▶ YOUR OBJECTIVE
Every record must be restated exactly as written.

==============================

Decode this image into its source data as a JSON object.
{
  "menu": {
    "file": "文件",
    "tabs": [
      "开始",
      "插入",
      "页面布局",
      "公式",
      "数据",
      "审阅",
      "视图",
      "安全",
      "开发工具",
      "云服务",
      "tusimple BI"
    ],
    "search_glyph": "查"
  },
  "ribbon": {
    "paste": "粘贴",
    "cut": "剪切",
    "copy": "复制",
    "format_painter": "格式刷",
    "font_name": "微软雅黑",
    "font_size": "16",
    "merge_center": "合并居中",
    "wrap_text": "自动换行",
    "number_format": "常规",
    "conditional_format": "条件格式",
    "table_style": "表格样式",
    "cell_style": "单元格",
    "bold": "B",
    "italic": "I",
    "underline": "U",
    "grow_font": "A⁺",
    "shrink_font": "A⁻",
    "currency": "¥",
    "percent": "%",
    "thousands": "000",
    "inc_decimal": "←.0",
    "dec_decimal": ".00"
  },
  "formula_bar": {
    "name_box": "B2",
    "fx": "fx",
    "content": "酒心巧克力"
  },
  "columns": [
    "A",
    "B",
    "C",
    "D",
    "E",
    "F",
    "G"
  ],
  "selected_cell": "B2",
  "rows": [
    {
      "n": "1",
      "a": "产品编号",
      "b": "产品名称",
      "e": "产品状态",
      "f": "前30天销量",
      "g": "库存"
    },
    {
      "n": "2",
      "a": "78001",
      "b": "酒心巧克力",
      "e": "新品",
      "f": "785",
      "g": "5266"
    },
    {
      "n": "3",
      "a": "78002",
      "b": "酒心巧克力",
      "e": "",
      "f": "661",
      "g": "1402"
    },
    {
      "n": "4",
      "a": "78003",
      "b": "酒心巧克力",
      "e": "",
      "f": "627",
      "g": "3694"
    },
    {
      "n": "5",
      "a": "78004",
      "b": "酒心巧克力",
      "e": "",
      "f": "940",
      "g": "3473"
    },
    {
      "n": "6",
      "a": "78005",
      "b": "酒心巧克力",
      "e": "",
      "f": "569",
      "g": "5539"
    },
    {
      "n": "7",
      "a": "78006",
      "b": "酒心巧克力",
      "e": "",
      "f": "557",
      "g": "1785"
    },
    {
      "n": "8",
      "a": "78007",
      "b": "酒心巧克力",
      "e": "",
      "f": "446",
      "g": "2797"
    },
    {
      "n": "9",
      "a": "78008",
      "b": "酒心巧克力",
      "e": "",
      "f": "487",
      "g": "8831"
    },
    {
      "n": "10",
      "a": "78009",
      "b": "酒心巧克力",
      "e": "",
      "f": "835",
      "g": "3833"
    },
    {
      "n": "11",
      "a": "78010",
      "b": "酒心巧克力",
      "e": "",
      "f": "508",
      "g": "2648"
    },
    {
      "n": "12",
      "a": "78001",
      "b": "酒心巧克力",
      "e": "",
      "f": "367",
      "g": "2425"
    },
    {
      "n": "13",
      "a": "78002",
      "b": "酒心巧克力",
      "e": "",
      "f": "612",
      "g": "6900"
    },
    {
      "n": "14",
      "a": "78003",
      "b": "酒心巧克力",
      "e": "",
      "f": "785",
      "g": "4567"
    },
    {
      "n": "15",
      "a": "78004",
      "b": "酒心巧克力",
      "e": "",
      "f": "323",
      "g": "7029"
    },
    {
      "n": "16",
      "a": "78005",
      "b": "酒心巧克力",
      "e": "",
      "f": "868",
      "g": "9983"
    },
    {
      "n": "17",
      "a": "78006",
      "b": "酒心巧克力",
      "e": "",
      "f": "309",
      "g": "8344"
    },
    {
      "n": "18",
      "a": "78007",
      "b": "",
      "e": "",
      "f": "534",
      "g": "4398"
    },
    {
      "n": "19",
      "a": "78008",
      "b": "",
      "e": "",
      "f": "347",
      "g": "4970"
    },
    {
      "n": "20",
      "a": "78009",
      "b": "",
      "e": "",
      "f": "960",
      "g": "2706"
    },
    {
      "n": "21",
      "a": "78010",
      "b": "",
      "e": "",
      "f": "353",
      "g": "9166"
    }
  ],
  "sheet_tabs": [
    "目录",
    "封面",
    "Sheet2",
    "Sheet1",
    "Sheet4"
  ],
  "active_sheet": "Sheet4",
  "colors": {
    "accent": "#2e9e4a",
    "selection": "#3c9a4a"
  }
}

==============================

▶ WRITTEN RESPONSE
Decode this image into its source data as a JSON object.
{
  "menu": {
    "file": "文件",
    "tabs": [
      "开始",
      "插入",
      "页面布局",
      "公式",
      "数据",
      "审阅",
      "视图",
      "安全",
      "开发工具",
      "云服务",
      "tusimple BI"
    ],
    "search_glyph": "查"
  },
  "ribbon": {
    "paste": "粘贴",
    "cut": "剪切",
    "copy": "复制",
    "format_painter": "格式刷",
    "font_name": "微软雅黑",
    "font_size": "16",
    "merge_center": "合并居中",
    "wrap_text": "自动换行",
    "number_format": "常规",
    "conditional_format": "条件格式",
    "table_style": "表格样式",
    "cell_style": "单元格",
    "bold": "B",
    "italic": "I",
    "underline": "U",
    "grow_font": "A⁺",
    "shrink_font": "A⁻",
    "currency": "¥",
    "percent": "%",
    "thousands": "000",
    "inc_decimal": "←.0",
    "dec_decimal": ".00"
  },
  "formula_bar": {
    "name_box": "B2",
    "fx": "fx",
    "content": "酒心巧克力"
  },
  "columns": [
    "A",
    "B",
    "C",
    "D",
    "E",
    "F",
    "G"
  ],
  "selected_cell": "B2",
  "rows": [
    {
      "n": "1",
      "a": "产品编号",
      "b": "产品名称",
      "e": "产品状态",
      "f": "前30天销量",
      "g": "库存"
    },
    {
      "n": "2",
      "a": "78001",
      "b": "酒心巧克力",
      "e": "新品",
      "f": "785",
      "g": "5266"
    },
    {
      "n": "3",
      "a": "78002",
      "b": "酒心巧克力",
      "e": "",
      "f": "661",
      "g": "1402"
    },
    {
      "n": "4",
      "a": "78003",
      "b": "酒心巧克力",
      "e": "",
      "f": "627",
      "g": "3694"
    },
    {
      "n": "5",
      "a": "78004",
      "b": "酒心巧克力",
      "e": "",
      "f": "940",
      "g": "3473"
    },
    {
      "n": "6",
      "a": "78005",
      "b": "酒心巧克力",
      "e": "",
      "f": "569",
      "g": "5539"
    },
    {
      "n": "7",
      "a": "78006",
      "b": "酒心巧克力",
      "e": "",
      "f": "557",
      "g": "1785"
    },
    {
      "n": "8",
      "a": "78007",
      "b": "酒心巧克力",
      "e": "",
      "f": "446",
      "g": "2797"
    },
    {
      "n": "9",
      "a": "78008",
      "b": "酒心巧克力",
      "e": "",
      "f": "487",
      "g": "8831"
    },
    {
      "n": "10",
      "a": "78009",
      "b": "酒心巧克力",
      "e": "",
      "f": "835",
      "g": "3833"
    },
    {
      "n": "11",
      "a": "78010",
      "b": "酒心巧克力",
      "e": "",
      "f": "508",
      "g": "2648"
    },
    {
      "n": "12",
      "a": "78001",
      "b": "酒心巧克力",
      "e": "",
      "f": "367",
      "g": "2425"
    },
    {
      "n": "13",
      "a": "78002",
      "b": "酒心巧克力",
      "e": "",
      "f": "612",
      "g": "6900"
    },
    {
      "n": "14",
      "a": "78003",
      "b": "酒心巧克力",
      "e": "",
      "f": "785",
      "g": "4567"
    },
    {
      "n": "15",
      "a": "78004",
      "b": "酒心巧克力",
      "e": "",
      "f": "323",
      "g": "7029"
    },
    {
      "n": "16",
      "a": "78005",
      "b": "酒心巧克力",
      "e": "",
      "f": "868",
      "g": "9983"
    },
    {
      "n": "17",
      "a": "78006",
      "b": "酒心巧克力",
      "e": "",
      "f": "309",
      "g": "8344"
    },
    {
      "n": "18",
      "a": "78007",
      "b": "",
      "e": "",
      "f": "534",
      "g": "4398"
    },
    {
      "n": "19",
      "a": "78008",
      "b": "",
      "e": "",
      "f": "347",
      "g": "4970"
    },
    {
      "n": "20",
      "a": "78009",
      "b": "",
      "e": "",
      "f": "960",
      "g": "2706"
    },
    {
      "n": "21",
      "a": "78010",
      "b": "",
      "e": "",
      "f": "353",
      "g": "9166"
    }
  ],
  "sheet_tabs": [
    "目录",
    "封面",
    "Sheet2",
    "Sheet1",
    "Sheet4"
  ],
  "active_sheet": "Sheet4",
  "colors": {
    "accent": "#2e9e4a",
    "selection": "#3c9a4a"
  }
}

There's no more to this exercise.